*** Opening of Records to use ***
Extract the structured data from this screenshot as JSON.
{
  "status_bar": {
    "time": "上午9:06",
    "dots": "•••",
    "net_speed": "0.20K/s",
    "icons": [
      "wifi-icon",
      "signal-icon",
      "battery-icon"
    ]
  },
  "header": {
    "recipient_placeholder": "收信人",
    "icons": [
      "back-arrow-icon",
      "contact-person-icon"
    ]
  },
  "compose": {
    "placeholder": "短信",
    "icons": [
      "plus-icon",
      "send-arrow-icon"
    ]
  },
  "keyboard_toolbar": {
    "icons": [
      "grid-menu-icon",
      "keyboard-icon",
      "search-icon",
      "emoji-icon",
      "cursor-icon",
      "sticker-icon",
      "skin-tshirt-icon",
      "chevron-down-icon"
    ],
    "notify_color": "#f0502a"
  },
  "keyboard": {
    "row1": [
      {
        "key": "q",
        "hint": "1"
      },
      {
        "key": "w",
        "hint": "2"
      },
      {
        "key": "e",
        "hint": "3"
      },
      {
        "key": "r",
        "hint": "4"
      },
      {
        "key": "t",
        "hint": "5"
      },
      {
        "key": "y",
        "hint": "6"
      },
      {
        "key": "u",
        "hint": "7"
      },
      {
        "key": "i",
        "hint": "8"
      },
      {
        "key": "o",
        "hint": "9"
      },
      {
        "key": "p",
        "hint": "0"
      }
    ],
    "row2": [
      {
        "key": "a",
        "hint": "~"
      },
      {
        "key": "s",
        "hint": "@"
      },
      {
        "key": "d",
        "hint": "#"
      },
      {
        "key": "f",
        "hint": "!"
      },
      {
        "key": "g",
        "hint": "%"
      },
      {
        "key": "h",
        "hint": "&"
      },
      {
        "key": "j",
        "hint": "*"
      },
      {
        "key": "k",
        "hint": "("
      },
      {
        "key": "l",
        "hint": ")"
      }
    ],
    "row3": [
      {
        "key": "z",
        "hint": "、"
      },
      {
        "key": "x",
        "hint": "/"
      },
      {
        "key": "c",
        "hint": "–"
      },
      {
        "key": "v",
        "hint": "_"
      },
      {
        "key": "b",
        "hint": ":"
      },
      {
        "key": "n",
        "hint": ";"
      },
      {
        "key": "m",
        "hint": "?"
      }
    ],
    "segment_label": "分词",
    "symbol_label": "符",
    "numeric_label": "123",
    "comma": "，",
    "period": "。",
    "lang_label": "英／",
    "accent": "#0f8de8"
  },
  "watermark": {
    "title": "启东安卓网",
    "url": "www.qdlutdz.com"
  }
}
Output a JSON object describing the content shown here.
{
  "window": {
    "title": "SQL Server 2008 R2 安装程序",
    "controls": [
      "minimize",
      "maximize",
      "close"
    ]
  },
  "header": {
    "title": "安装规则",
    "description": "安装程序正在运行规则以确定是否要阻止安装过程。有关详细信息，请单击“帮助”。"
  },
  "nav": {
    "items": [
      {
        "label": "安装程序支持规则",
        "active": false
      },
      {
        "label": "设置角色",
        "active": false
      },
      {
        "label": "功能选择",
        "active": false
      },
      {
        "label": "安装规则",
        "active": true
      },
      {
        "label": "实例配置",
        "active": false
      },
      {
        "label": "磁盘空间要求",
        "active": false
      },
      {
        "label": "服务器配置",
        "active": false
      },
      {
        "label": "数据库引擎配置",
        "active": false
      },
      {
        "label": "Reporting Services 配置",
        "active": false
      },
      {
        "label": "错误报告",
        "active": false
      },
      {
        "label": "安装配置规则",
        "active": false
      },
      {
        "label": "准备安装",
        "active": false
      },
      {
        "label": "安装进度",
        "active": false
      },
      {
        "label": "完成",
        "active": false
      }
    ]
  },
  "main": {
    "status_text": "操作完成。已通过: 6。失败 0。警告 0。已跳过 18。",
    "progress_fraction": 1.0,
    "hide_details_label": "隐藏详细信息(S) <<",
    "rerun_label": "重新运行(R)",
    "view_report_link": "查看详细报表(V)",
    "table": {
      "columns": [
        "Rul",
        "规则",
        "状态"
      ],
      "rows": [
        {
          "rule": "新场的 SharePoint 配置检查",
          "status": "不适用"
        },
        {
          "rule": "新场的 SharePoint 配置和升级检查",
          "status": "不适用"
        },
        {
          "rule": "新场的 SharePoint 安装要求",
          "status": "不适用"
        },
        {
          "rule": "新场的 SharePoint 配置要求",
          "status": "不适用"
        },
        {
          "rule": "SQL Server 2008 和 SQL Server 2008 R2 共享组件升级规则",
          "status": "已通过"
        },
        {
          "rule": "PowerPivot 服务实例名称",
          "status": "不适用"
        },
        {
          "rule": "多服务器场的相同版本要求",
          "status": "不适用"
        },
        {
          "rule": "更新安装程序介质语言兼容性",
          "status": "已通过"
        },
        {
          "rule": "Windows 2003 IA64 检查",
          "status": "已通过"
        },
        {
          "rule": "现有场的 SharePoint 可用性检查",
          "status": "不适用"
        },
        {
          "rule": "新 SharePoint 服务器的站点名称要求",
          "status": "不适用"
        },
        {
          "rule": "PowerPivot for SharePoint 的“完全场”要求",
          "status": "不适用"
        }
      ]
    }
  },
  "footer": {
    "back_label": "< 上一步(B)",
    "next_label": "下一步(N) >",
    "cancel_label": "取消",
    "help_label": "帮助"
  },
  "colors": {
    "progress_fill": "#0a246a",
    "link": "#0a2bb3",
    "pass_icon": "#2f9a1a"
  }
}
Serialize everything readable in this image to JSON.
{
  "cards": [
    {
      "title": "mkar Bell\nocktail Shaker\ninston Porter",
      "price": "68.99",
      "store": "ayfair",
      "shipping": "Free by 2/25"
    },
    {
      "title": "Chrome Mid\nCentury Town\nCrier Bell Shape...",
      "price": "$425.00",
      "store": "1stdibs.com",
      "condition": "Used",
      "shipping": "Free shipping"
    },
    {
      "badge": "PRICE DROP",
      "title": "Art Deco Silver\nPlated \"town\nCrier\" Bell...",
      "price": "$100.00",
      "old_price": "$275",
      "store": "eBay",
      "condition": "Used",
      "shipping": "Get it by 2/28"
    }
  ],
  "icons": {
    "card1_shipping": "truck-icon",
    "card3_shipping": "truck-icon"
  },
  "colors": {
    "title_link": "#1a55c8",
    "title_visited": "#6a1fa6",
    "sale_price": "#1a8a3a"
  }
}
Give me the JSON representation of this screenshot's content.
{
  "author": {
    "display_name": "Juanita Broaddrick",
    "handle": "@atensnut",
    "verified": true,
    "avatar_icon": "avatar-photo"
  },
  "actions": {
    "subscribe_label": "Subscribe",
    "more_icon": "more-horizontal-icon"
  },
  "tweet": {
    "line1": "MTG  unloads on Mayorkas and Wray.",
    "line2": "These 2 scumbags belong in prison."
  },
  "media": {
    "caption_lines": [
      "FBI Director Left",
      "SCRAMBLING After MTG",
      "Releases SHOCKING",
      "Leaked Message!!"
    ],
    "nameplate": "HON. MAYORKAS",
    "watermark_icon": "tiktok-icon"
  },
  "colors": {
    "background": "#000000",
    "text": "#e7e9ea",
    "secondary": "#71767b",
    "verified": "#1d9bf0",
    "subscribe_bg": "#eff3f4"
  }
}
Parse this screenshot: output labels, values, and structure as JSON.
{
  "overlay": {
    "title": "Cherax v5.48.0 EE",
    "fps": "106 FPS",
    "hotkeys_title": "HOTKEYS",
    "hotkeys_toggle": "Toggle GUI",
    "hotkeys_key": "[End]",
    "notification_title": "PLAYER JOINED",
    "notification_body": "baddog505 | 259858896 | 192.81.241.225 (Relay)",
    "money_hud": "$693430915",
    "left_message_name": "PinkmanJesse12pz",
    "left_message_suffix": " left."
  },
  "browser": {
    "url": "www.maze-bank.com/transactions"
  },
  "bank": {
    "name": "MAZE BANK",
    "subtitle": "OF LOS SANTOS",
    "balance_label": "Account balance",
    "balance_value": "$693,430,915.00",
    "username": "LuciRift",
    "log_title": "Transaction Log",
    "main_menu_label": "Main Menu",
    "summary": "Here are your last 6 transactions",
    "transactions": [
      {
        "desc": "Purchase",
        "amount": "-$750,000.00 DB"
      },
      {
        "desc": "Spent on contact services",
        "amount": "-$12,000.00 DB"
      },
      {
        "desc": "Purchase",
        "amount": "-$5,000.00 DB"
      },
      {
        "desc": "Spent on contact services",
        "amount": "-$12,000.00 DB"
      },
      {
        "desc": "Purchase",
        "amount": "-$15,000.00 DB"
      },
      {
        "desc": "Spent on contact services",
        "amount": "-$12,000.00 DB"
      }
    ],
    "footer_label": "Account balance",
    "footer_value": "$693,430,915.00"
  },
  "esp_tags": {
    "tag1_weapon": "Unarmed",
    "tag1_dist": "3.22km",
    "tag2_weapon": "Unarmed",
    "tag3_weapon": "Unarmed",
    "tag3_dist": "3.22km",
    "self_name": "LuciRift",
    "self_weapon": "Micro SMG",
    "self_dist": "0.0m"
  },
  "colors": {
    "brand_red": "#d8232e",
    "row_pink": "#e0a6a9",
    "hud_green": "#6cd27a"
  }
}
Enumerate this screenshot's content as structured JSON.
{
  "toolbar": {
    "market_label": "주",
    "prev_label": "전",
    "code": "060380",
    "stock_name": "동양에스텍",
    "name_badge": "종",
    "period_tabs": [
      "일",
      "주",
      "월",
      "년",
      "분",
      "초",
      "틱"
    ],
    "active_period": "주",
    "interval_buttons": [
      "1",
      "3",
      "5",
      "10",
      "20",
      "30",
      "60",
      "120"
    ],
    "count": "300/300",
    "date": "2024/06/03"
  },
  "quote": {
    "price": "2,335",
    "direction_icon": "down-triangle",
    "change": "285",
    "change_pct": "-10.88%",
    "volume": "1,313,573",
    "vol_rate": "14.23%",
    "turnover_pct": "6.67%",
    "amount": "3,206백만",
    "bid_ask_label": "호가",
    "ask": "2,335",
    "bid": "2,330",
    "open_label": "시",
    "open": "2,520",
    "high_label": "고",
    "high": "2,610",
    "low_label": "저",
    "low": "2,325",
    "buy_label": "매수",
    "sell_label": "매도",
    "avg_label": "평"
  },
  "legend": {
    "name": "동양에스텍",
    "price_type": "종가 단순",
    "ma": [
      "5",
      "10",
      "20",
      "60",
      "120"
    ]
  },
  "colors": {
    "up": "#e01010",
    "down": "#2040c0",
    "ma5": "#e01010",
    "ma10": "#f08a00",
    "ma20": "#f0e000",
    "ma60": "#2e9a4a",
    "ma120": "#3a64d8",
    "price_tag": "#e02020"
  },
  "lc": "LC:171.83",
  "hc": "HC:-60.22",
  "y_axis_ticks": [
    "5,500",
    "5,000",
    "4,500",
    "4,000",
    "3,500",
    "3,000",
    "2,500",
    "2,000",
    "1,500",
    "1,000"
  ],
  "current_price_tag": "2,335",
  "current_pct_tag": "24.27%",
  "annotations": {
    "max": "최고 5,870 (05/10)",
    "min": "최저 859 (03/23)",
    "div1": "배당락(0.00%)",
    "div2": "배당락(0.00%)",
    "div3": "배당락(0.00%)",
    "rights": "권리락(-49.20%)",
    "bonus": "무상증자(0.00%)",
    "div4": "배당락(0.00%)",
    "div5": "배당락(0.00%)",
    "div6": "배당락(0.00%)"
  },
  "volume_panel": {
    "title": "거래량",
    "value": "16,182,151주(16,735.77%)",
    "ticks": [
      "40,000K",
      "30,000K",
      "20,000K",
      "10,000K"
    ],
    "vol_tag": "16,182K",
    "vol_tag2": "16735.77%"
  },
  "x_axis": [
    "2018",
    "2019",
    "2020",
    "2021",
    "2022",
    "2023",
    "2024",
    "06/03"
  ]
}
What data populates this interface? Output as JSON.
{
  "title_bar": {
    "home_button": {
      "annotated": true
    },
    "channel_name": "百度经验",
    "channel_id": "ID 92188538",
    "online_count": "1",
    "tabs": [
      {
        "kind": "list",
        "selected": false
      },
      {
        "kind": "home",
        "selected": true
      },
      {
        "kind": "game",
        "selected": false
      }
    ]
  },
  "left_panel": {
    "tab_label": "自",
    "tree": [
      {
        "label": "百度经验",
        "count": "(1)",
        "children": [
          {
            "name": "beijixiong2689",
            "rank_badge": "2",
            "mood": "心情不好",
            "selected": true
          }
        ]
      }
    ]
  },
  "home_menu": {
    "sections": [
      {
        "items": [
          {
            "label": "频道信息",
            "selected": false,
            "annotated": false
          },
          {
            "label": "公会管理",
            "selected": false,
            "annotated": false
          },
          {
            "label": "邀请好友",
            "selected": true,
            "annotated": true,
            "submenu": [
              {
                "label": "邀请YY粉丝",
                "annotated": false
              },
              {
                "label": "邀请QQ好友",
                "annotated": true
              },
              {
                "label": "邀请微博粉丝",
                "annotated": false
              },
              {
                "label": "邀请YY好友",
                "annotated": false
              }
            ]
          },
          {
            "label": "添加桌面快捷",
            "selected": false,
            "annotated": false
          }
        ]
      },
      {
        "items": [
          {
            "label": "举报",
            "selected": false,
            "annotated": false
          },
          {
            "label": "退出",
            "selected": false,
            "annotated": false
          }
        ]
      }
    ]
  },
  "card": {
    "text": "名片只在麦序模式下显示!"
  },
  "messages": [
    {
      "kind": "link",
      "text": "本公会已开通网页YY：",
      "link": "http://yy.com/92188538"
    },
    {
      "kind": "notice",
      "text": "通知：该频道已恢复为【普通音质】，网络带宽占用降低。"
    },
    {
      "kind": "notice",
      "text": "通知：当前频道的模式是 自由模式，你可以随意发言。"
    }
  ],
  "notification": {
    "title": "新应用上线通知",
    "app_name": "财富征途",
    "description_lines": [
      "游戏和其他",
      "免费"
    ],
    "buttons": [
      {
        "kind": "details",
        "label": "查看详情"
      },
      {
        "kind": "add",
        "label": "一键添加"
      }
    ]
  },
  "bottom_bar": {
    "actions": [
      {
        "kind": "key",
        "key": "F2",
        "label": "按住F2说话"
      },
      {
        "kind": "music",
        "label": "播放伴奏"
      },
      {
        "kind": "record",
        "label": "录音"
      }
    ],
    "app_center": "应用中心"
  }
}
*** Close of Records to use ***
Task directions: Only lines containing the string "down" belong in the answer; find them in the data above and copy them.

Answer section:
      "chevron-down-icon"
    "direction_icon": "down-triangle",
    "down": "#2040c0",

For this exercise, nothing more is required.